"There is no doubt about the cause of the ruling party's election loss. I feel very sorry, and I have decided to step down," Agriculture Minister Norihiko Akagi said on nationally televised news.
Akagi had been hit by an embarrassing accounting scandal, which was widely viewed as a major reason behind the ruling Liberal Democrats' devastating defeat in Sunday's nationwide elections.
The Democrats won a landslide, emerging as the top party in the 242-seat upper house of parliament for the first time ever. Criticism had been growing against Prime Minister Shinzo Abe's administration.
Public support for Abe's Cabinet had tumbled to an all-time low since he took office in September, to 26% from 30% in a similar poll taken earlier this month, according to nationwide telephone survey released Wednesday by the Asahi newspaper. Those saying they disapproved of the Cabinet climbed to 60% from 56%.
Although the Liberal Democratic Party suffered one of its worst election defeats in its almost continuous five-decade rule over Japan, Abe has refused to step down to take responsibility for the defeat.
The Asahi poll found sentiments were divided over whether Abe should stay on. Respondents calling for his resignation at 47% slightly exceeded those saying he should keep his job at 40%.
Results were similar in a poll by Japan's largest newspaper Yomiuri, with 44% support for Abe's staying in power, while 45% said he should quit.
Akagi is suspected of reporting 90 million yen (US$729,100) in office expenses over the past decade for a political office that was registered at his parents' address and was defunct.
Akagi took office in June, replacing his predecessor, who committed suicide following money and bribery scandals.
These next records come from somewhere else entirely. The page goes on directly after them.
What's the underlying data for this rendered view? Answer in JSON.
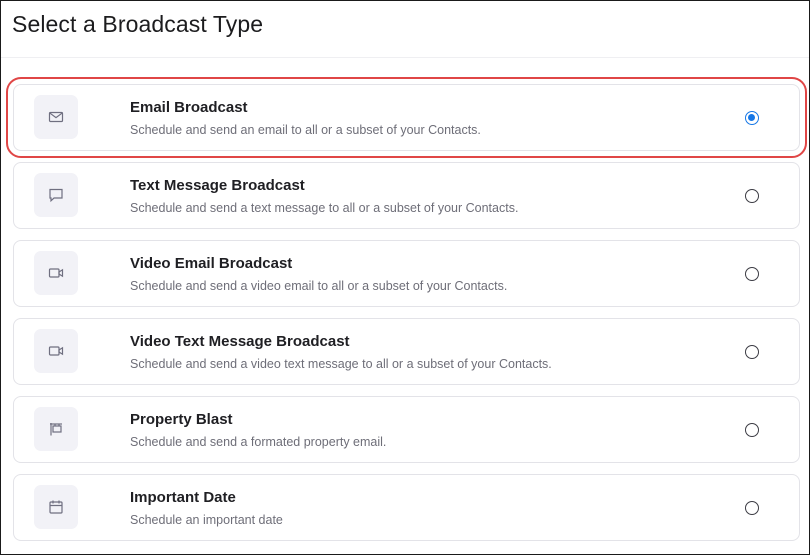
{
  "page": {
    "title": "Select a Broadcast Type"
  },
  "options": [
    {
      "title": "Email Broadcast",
      "description": "Schedule and send an email to all or a subset of your Contacts.",
      "icon": "envelope-icon",
      "selected": true
    },
    {
      "title": "Text Message Broadcast",
      "description": "Schedule and send a text message to all or a subset of your Contacts.",
      "icon": "chat-bubble-icon",
      "selected": false
    },
    {
      "title": "Video Email Broadcast",
      "description": "Schedule and send a video email to all or a subset of your Contacts.",
      "icon": "video-camera-icon",
      "selected": false
    },
    {
      "title": "Video Text Message Broadcast",
      "description": "Schedule and send a video text message to all or a subset of your Contacts.",
      "icon": "video-camera-icon",
      "selected": false
    },
    {
      "title": "Property Blast",
      "description": "Schedule and send a formated property email.",
      "icon": "property-sign-icon",
      "selected": false
    },
    {
      "title": "Important Date",
      "description": "Schedule an important date",
      "icon": "calendar-icon",
      "selected": false
    }
  ],
  "colors": {
    "selection_highlight": "#e04646",
    "radio_checked": "#1677e6",
    "icon_tile_bg": "#f2f2f7"
  }
}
Akagi had denied any wrongdoing.
Chief Cabinet Secretary Yasuhisa Shiozaki told reporters Akagi had tendered his resignation, and that it was accepted.